CARRIERS REACT TO DEAL
COURTESY OF MESA AIR GROUP
Go!Express will use nine-seat Cessna Grand Caravan 208B planes with leather reclining seats.
Go! making direct attack on Island Air, rival says
Pacific Wings President Greg Kahlstorf says go!'s new code-share agreement targets Island Air's routes
Island Air and Pacific Wings held their ground yesterday and said go!Express' planned incursion into smaller interisland airports won't harm their operations.
But Mesa Air Group's go!, which announced a code-share deal with local carrier Mokulele Airlines that involves Mokulele bringing in a new fleet of aircraft and offering low-cost fares, apparently has captured people's attention.
Mokulele Chief Executive William Boyer said yesterday that his company's reservation office has received more than 100 calls from prospective passengers interested in booking flights when go!Express starts Honolulu service in December to and from Kapalua, Maui; Lanai; and Molokai.
"We've also gotten calls from several mainland and foreign carriers about code-sharing," Boyer said.
Pacific Wings President Greg Kahlstorf said the destinations targeted by go!Express aren't serviced very much by his company.

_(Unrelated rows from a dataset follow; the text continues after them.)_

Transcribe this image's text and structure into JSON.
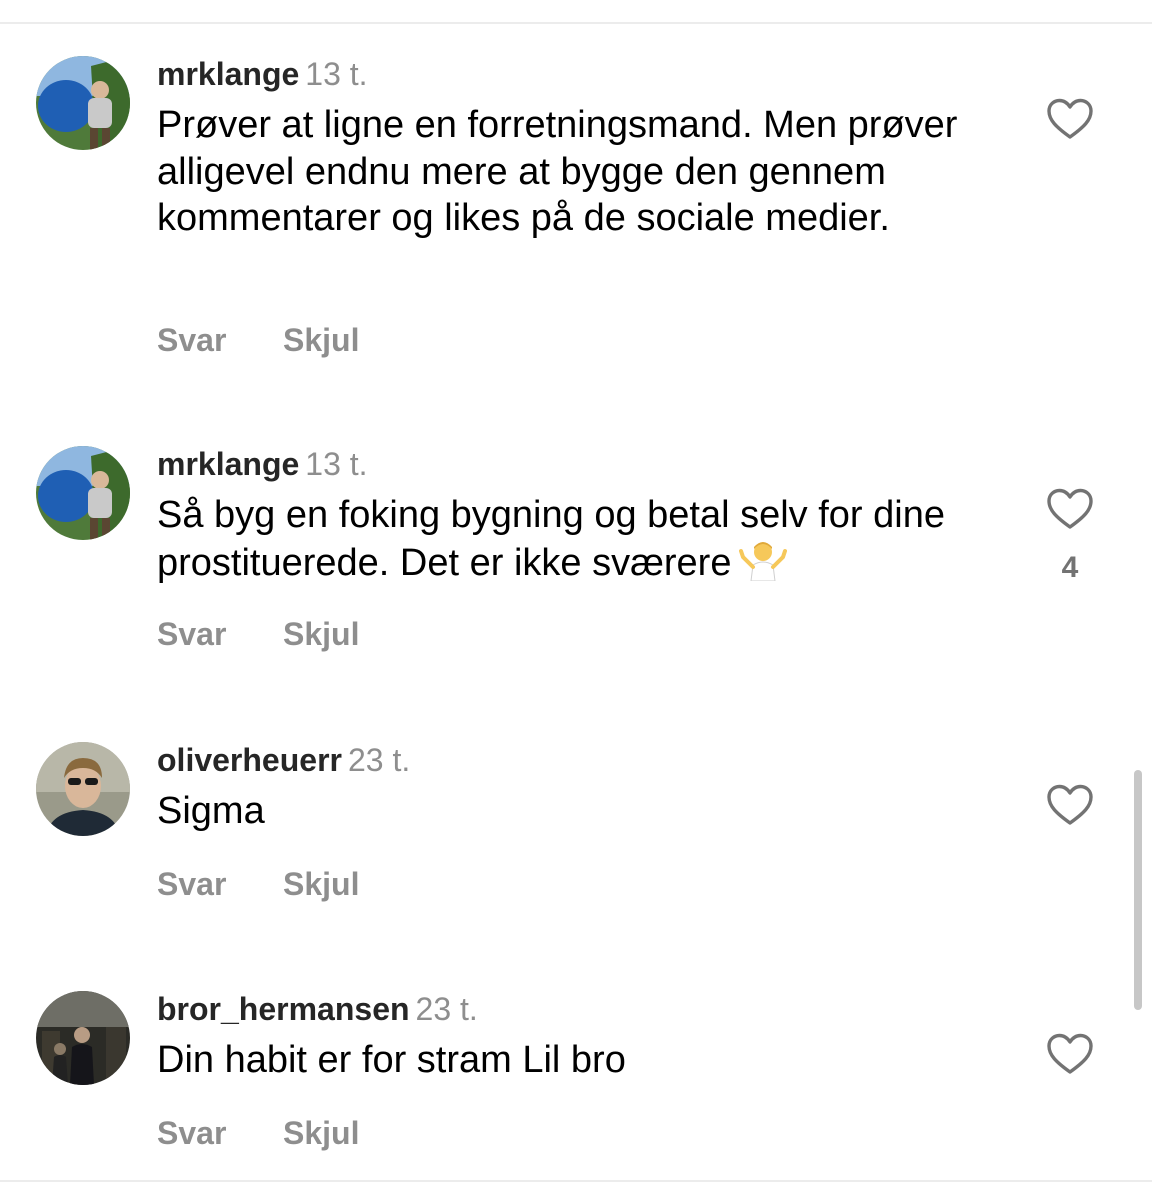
{
  "comments": [
    {
      "username": "mrklange",
      "time": "13 t.",
      "text": "Prøver at ligne en forretningsmand. Men prøver alligevel endnu mere at bygge den gennem kommentarer og likes på de sociale medier.",
      "reply_label": "Svar",
      "hide_label": "Skjul",
      "likes": ""
    },
    {
      "username": "mrklange",
      "time": "13 t.",
      "text": "Så byg en foking bygning og betal selv for dine prostituerede. Det er ikke sværere",
      "emoji": "person-shrugging",
      "reply_label": "Svar",
      "hide_label": "Skjul",
      "likes": "4"
    },
    {
      "username": "oliverheuerr",
      "time": "23 t.",
      "text": "Sigma",
      "reply_label": "Svar",
      "hide_label": "Skjul",
      "likes": ""
    },
    {
      "username": "bror_hermansen",
      "time": "23 t.",
      "text": "Din habit er for stram Lil bro",
      "reply_label": "Svar",
      "hide_label": "Skjul",
      "likes": ""
    }
  ],
  "icons": {
    "like": "heart-outline-icon",
    "emoji": "person-shrugging-emoji"
  },
  "colors": {
    "username": "#262626",
    "meta": "#8e8e8e",
    "text": "#000000",
    "heart": "#737373"
  }
}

"Those are Island Air's routes," Kahlstorf said. "This looks like a direct attack on Island Air. We're a different product. We actually believe our passengers are worth more than $29. We like high value better than high volume." Kahlstorf was referring to go!'s lowest fare of $29.
Island Air Chief Executive Rob Mauracher shrugged his shoulders at go!'s new arrangement and said the code-share agreement between Mesa and Mokulele does not represent a significant change in the competitive picture.
"Code-share agreements are a part of the airline business," Mauracher said. "This agreement is basically the same as Island Air's code-share agreements with Aloha, Continental, Hawaiian and United."
Mauracher pointed out that Mokulele already operates flights to these destinations with eight-seat Piper Chieftain aircraft and the single-engine Cessna Caravans that Mokulele intends to use have nine seats -- adding just one more seat per plane.
"We don't believe the agreement will significantly change the marketplace in the near future," he said. "Island Air's business plan is solid. Our focus remains on serving Hawaii with more point-to-point service and off-peak travel options than any other airline."
Hawaiian Airlines and Aloha Airlines both declined comment yesterday about go!'s new venture. They already are dealing with the lower fares that go! has introduced to the interisland market.
Boyer, who bought Mokulele Flight Service last October and recently changed its name to Mokulele Airlines, acknowledged that Mokulele, which will operate as go!Express, won't represent an immediate threat because it will have only two of its new aircraft by the end of the year. Boyer has an option to purchase seven more planes in 2007.
"I don't see the direct competition; not right now," he said. "Anytime you have more planes going into a market, it raises the eyebrows of all carriers. I always thought competition was good."
Last year, Boyer contacted Kahlstorf about a possible deal that would allow Mokulele to fly as a scheduled service operator, but the two were never able to reach an agreement.